Entries taken from a collection
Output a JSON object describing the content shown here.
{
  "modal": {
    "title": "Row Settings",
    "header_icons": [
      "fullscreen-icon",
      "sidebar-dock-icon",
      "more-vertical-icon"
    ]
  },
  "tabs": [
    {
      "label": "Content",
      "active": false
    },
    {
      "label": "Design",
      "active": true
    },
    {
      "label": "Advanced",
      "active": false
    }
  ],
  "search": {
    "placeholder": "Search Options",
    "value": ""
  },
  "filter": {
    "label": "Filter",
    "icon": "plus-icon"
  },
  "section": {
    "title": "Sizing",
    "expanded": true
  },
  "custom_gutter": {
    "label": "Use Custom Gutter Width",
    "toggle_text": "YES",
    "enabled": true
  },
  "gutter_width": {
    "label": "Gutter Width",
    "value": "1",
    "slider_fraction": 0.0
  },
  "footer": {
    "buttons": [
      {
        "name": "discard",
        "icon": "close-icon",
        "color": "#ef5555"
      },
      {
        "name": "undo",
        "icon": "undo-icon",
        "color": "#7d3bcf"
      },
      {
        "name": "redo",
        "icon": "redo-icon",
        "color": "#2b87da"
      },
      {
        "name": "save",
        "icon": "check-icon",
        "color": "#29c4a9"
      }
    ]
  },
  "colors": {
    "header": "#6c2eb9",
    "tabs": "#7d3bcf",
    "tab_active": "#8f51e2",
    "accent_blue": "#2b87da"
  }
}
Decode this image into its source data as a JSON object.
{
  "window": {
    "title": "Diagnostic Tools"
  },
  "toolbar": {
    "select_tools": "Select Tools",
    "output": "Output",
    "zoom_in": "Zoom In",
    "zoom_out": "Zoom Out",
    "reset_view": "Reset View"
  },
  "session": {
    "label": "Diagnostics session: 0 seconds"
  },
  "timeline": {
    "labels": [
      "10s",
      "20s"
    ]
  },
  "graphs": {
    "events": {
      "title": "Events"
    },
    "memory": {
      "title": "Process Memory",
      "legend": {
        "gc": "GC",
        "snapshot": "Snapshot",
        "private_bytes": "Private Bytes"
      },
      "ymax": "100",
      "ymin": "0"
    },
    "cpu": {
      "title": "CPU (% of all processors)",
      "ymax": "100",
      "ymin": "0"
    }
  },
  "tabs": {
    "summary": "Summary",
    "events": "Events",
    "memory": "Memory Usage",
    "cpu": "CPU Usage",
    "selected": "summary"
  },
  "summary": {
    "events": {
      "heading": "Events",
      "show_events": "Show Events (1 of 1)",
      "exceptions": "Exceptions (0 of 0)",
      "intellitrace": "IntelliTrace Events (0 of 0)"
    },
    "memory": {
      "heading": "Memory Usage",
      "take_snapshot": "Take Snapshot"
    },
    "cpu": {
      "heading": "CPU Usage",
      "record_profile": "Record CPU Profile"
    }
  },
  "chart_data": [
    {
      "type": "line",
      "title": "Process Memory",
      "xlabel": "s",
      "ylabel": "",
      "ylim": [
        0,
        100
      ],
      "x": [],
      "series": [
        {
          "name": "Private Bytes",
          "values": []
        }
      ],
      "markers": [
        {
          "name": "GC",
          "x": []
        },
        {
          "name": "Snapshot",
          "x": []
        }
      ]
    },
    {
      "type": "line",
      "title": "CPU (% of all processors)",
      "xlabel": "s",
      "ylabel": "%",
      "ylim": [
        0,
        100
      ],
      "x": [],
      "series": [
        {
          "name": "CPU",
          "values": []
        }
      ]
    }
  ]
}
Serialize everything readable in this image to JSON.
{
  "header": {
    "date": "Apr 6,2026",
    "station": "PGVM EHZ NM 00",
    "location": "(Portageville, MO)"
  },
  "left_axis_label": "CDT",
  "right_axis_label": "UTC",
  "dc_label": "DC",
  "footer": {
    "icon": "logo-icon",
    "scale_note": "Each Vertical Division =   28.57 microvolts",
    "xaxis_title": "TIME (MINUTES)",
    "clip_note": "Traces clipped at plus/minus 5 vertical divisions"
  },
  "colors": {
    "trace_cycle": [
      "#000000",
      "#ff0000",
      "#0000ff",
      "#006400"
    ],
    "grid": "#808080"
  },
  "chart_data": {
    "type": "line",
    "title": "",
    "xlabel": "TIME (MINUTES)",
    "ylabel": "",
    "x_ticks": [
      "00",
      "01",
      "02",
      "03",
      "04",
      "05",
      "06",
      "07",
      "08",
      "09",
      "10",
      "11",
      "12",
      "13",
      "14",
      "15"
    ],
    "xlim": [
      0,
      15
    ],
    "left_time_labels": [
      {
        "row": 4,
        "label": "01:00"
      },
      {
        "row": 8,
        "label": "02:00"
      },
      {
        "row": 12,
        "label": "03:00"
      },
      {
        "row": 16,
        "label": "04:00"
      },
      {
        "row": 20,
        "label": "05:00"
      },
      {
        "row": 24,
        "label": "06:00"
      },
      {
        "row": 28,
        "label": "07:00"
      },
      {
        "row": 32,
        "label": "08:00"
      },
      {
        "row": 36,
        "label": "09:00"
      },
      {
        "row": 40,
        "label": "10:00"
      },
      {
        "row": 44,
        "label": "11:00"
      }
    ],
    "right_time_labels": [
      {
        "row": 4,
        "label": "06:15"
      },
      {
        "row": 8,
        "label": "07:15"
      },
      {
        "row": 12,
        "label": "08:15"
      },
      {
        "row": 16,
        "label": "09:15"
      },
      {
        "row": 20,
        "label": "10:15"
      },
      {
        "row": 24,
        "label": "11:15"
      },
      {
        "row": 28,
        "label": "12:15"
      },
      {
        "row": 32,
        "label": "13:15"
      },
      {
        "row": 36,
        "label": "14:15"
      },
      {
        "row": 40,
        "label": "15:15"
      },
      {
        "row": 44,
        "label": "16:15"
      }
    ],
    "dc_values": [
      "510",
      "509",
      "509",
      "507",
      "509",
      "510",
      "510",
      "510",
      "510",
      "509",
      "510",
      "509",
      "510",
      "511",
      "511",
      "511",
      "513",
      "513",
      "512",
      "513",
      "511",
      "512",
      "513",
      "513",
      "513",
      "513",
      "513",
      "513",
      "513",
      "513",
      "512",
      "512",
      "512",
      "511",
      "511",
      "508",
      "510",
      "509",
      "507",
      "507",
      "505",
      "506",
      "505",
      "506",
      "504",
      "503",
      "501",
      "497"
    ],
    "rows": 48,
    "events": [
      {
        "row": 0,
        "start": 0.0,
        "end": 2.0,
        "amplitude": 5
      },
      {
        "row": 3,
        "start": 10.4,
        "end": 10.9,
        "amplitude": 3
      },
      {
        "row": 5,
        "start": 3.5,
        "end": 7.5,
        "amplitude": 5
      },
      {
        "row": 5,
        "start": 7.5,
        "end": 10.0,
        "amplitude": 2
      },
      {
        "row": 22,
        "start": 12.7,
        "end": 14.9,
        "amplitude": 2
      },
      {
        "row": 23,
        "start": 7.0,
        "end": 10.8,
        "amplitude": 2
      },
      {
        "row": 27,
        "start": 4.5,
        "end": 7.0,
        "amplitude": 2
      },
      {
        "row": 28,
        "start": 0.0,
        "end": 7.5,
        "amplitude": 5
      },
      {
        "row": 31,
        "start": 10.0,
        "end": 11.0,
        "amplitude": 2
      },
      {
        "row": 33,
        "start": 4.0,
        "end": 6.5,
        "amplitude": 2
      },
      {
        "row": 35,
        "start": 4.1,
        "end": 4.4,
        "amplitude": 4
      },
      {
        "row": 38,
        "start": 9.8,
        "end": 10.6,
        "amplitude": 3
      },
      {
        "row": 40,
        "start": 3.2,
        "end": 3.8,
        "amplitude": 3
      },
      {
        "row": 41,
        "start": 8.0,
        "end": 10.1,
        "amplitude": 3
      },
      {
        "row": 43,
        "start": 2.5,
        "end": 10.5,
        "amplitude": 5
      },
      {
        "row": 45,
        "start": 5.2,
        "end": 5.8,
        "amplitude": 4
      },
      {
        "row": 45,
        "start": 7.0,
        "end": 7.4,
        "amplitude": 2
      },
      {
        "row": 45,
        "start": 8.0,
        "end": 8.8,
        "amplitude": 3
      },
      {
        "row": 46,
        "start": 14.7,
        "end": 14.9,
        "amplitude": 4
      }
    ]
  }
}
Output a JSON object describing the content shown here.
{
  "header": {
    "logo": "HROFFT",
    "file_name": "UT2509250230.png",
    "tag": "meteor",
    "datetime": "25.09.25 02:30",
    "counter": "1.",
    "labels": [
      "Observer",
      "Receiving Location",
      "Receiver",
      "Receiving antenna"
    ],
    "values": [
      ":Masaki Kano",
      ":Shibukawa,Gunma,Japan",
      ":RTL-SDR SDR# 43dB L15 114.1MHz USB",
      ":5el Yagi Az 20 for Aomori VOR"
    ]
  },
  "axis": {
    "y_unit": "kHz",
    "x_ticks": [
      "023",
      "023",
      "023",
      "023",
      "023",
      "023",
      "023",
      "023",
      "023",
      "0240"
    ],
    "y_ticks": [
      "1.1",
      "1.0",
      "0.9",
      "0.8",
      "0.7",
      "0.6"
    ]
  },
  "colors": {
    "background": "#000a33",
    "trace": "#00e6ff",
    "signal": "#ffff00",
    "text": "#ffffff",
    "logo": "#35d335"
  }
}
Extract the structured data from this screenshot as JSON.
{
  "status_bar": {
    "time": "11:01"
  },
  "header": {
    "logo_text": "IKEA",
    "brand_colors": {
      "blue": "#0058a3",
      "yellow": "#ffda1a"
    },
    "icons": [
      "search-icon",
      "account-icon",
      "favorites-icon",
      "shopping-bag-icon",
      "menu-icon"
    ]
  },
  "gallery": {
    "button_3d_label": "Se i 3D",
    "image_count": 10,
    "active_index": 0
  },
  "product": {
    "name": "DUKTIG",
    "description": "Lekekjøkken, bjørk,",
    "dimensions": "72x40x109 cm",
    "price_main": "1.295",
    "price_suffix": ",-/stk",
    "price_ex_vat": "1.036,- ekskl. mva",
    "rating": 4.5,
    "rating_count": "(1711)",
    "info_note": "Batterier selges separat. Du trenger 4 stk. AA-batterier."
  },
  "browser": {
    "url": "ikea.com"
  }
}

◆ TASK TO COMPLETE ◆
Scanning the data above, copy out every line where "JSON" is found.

◆ YOUR RESPONSE ◆
Output a JSON object describing the content shown here.
Decode this image into its source data as a JSON object.
Serialize everything readable in this image to JSON.
Output a JSON object describing the content shown here.
Extract the structured data from this screenshot as JSON.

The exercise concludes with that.